Required work: Scan the entries below and report only how many lines contain "value".

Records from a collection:
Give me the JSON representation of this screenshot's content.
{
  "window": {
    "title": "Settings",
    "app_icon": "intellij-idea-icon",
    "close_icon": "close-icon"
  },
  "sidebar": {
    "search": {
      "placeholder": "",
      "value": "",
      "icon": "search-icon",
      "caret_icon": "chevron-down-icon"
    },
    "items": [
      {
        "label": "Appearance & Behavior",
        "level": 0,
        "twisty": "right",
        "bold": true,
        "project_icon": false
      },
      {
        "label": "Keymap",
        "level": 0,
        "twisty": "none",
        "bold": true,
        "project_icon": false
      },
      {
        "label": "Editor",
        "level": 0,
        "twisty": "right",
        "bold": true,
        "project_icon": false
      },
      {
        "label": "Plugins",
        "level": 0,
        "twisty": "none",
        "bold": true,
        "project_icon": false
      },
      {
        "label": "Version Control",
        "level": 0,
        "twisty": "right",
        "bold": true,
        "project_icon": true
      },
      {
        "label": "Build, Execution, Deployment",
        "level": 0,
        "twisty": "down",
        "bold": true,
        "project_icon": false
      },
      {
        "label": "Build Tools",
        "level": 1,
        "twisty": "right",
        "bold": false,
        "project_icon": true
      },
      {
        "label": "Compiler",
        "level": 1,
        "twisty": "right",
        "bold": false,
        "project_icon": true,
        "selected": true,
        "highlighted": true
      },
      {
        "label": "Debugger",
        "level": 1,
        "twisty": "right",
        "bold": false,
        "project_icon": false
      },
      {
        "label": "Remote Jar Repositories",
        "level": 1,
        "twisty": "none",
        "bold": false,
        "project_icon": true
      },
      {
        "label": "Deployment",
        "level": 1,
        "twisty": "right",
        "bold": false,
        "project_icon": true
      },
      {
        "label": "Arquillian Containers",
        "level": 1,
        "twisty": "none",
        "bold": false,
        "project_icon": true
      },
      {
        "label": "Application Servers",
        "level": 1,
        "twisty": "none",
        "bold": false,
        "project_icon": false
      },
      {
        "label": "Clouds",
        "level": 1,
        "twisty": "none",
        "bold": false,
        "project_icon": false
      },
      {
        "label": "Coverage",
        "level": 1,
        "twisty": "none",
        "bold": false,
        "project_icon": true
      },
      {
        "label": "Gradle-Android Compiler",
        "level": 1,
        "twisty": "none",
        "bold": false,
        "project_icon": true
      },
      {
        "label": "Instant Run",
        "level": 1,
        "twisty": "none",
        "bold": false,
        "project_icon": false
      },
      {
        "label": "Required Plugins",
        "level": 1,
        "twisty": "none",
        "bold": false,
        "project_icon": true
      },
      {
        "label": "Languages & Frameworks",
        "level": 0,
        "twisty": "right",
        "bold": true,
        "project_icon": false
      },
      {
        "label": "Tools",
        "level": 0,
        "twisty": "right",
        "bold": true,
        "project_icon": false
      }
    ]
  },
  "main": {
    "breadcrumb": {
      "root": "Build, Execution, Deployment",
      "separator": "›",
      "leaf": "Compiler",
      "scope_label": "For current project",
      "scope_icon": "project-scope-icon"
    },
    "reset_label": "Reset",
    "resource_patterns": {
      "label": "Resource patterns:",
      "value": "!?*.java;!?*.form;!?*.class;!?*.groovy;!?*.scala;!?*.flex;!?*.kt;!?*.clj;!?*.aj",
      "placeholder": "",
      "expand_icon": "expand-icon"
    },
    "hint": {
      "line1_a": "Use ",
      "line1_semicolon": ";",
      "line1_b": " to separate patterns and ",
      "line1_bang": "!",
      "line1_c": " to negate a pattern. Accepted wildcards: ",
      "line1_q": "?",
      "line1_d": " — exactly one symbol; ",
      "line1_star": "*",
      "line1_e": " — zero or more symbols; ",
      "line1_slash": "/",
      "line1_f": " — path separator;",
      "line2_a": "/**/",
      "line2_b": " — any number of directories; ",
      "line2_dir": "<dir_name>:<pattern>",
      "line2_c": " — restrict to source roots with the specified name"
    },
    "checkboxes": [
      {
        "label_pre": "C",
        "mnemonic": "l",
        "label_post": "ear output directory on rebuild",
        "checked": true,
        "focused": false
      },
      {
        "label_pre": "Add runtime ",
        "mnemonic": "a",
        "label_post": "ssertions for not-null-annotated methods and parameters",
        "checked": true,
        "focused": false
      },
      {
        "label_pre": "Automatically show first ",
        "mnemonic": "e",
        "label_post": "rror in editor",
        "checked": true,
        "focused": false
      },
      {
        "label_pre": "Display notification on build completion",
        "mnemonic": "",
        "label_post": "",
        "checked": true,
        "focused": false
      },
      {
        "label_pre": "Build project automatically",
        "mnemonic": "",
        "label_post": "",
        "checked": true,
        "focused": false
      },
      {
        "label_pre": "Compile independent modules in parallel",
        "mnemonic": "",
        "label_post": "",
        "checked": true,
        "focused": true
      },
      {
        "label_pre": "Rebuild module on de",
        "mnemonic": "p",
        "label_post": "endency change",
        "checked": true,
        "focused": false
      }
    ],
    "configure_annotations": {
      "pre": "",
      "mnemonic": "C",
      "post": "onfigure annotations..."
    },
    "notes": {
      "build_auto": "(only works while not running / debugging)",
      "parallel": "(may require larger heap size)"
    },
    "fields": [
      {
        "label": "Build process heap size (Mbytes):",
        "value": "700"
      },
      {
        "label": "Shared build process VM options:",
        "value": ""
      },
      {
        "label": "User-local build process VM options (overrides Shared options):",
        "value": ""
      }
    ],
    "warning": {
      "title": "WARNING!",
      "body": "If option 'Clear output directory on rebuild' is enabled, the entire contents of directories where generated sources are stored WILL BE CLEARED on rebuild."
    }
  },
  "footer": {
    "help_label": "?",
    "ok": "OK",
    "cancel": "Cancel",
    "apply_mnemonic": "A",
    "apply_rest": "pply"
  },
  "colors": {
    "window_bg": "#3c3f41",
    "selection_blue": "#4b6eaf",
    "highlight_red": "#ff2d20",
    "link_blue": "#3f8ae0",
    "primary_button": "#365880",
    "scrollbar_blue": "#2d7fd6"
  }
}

Your response: 5